Nettipattam, a golden mask that adorns the foreheads of elephants at temple festivals in Kerala, appears in a sparkling and colorful replica at the ongoing India International Festival of Spiritual Art. Besides the ethnicity of the artist Shobha Prem nettipattam, made using gold-plated fiber domes, several other exhibits feature prominently in the virtual show (https://spiritualartfestival.org/) which runs for 100 days until November 8, 2021.
More than 70 artists from India, Poland, South Africa and Oman present their art and sculptures on the theme of meditation, awakening, spirituality, wisdom and inner peace . Artist Vernika Singh’s graceful sculptures, crafted from aluminum and mild steel, show humans in Surya-namaskar poses highlighting postures, movements, and gestures. Raw figures that focus on anatomy rather than facial features immediately grab the viewer. Pune-based Manasa Priya creates child-inspired crochet artwork, and Kuppaana Kandgal’s oil paintings showcase soothing textures. Ishrath Humairah creates mysterious landscapes in abstract textures that revolve around rocks, trees and nature. Mauli Shah’s watercolor series of kaleidoscopes captures the mundane.
“The art exhibit is an expression of emotions, including love, compassion, enlightenment, knowledge, fellowship, brotherhood, forgiveness and more,” said Blake Willis, professor of anthropology and education at Fielding Graduate University in California in a video post on the website. . “It gives deserving artists an international platform to showcase their work. We look forward to enjoying the art and stories behind the creations.
Festival director Kalki Subramaniam, who is also a transgender activist and author, said the festival supports upcoming artists and a Delhi-based artist has sold five pieces in a week. “During the pandemic, spiritual strength is something we can rely on to stay calm,” she adds.
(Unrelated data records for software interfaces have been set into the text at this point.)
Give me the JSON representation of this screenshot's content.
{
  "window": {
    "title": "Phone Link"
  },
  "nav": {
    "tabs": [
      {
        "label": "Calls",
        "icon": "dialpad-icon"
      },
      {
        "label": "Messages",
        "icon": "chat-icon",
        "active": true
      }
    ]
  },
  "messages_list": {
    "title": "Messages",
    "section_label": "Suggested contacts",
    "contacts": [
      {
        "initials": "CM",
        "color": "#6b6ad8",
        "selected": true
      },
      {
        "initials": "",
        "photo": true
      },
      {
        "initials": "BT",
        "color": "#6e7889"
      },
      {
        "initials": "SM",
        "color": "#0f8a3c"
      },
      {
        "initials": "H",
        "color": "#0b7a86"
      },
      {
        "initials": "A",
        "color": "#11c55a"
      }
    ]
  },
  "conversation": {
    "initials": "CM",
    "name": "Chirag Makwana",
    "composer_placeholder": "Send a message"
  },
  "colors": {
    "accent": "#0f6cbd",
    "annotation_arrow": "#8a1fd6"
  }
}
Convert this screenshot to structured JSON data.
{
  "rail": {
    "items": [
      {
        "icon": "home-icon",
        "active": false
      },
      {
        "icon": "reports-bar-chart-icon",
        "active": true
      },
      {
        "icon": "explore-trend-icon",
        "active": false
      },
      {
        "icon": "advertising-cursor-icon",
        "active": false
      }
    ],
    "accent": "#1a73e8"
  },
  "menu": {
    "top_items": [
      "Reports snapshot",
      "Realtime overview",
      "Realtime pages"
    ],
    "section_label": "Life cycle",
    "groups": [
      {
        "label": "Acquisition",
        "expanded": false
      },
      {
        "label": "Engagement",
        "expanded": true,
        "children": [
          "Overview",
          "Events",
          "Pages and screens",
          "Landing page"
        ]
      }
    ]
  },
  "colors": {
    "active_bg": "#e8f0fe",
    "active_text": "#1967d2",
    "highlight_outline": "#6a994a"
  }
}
The festival features works by Canberra-based artist Gautam Jhanjee. His calligraphic art collection draws inspiration from the rich cultures of his hometown as well as Maharashtrian and Punjabi influences from India, Oman, Germany, UK and Australia. Bridget Paul Shibu, who curated the show with Kalki, says the focus is on lesser-known artists and their experiences using a myriad of media. “Muthiah Kasi from Auroville sticks to the use of ethnic, non-toxic earth colors. Mumbai-based Nandkumar Yashwant Kulaye works with wood, metal, fiberglass and sandstone to create abstract constructions. The show was a revelation. “